Iowa in the Civil War
Confederate States of America
When southern whites heard the news that Abraham Lincoln had been elected president in 1860, they feared that the federal government would take new steps to oppose slavery. To prevent that, several southern states decided to leave the Union. On December 20 the South Carolina legislature voted to secede (to withdraw from the United States). Within the next six weeks, six more states followed. Eventually their Congressmen left Washington, and the states claimed that all federal property, including forts and army supplies, now belonged to them. When Lincoln refused to order federal troops to leave Fort Sumter in the harbor of Charleston, South Carolina, southern soldiers opened fire on April 12, 1861. With the news of open fighting, four more southern states voted to leave the Union, and these 12 organized the Confederate States of America.
President Lincoln called for volunteers to enlist for 90 days to put down the southern rebellion. Most people, North and South, thought the war would be short. Lincoln asked for a specific number of soldiers from each state, and volunteers quickly met his request. After the first battles everyone realized that the war would not end quickly, and the army signed up men for three years.
As the war began, Iowa was committed to the Union cause. Thousands of Iowans volunteered at the first call for soldiers. But the Union was not prepared for war. At first Iowans did not have enough weapons or ammunition. Governor Samuel Kirkwood appealed to Washington, but no arms arrived. He then sent Grenville Dodge to Washington to plead Iowa's case. Dodge was successful and returned with some supplies. Camp McClellan was built on the banks of the Mississippi River near Davenport as a training post for Iowa soldiers. Still, the first departing men were inadequately armed, clothed and trained.
There were no major battles between Union and Confederate forces in Iowa. Instead, Iowa soldiers fought mainly in the western Confederate states—Missouri, Arkansas, Mississippi and Tennessee. They also fought with General William Sherman in Georgia, South Carolina and North Carolina. However, a different enemy threatened Iowa pioneers. In the frontier areas of northwest Iowa of southern Minnesota Native American raids prompted hundreds of settlers to flee to more heavily populated areas. Union soldiers were sent in to protect the settlers.
General Grenville Dodge is perhaps the most famous Iowa soldier in the Civil War. He was put in charge of rebuilding railroads for the Union (North) army. He also hired spies to learn information about the southern army. After the war he moved to Council Bluffs and helped to build the first railroad that ran from the Atlantic to the Pacific oceans.

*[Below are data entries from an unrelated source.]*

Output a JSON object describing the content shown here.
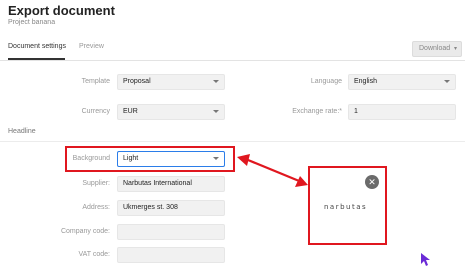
{
  "header": {
    "title": "Export document",
    "subtitle": "Project banana"
  },
  "tabs": [
    {
      "label": "Document settings",
      "active": true
    },
    {
      "label": "Preview",
      "active": false
    }
  ],
  "toolbar": {
    "download_label": "Download",
    "download_caret": "▾"
  },
  "settings": {
    "template": {
      "label": "Template",
      "value": "Proposal"
    },
    "language": {
      "label": "Language",
      "value": "English"
    },
    "currency": {
      "label": "Currency",
      "value": "EUR"
    },
    "exchange_rate": {
      "label": "Exchange rate:*",
      "value": "1"
    }
  },
  "headline": {
    "section_title": "Headline",
    "background": {
      "label": "Background",
      "value": "Light"
    },
    "supplier": {
      "label": "Supplier:",
      "value": "Narbutas International"
    },
    "address": {
      "label": "Address:",
      "value": "Ukmerges st. 308"
    },
    "company_code": {
      "label": "Company code:",
      "value": ""
    },
    "vat_code": {
      "label": "VAT code:",
      "value": ""
    }
  },
  "preview": {
    "logo_text": "narbutas",
    "close_glyph": "✕"
  },
  "colors": {
    "highlight": "#e0171f",
    "focus": "#2b7de9",
    "cursor": "#6b2bd6"
  }
}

At first most Iowa soldiers were fighting to save the Union and to prevent the southern states from leaving. In 1862 President Lincoln gave a new cause for the North. He issued the Emancipation Proclamation that declared that the slaves would be free wherever Union armies went. Not all soldiers in the North liked the law at first but most came to support it. With no slaves, the southern army had much more trouble getting supplies. Former slaves and free blacks also volunteered as soldiers in the Union army. By the end of the war, most Iowa soldiers wanted to see an end to slavery.
Iowans at Home Support the War
Iowans at home also helped support the war. While their husbands and fathers were in the army, Iowa women ran the farms and the stores. They sent food and medicine to wounded soldiers. Annie Wittenmeyer of Keokuk was very effective in helping to improve the hospitals for injured Union soldiers. She organized shipments of supplies and demanded better medical treatment from army doctors. After the war, at the request of wounded soldiers, she established two orphanages to care for the children of Union soldiers.
The war brought other changes for Iowa women. Before the war most school teachers were men, but women filled these positions when men left to join the army. After the war women continued to teach school in record numbers and soon most teachers were women. Women also took over jobs running family stores when their fathers and husbands served in the army.
After four long years of fighting, the Union armies defeated the armies of the South. The end came in April of 1865. General Robert E. Lee, the commander of the largest Confederate army, surrendered to General Ulysses Grant at a little town in Virginia called Appomattox Courthouse. The war was over, the Union was saved, and slavery ended.
By the end of the war in 1865, 76,534 Iowa men had served in the Union army. In relation to its population, Iowa sent more soldiers to the Civil War than any other state. Of those 13,169 died. More Iowa soldiers died from diseases than were killed in combat.
Written for Iowa Pathways by Tom Morain.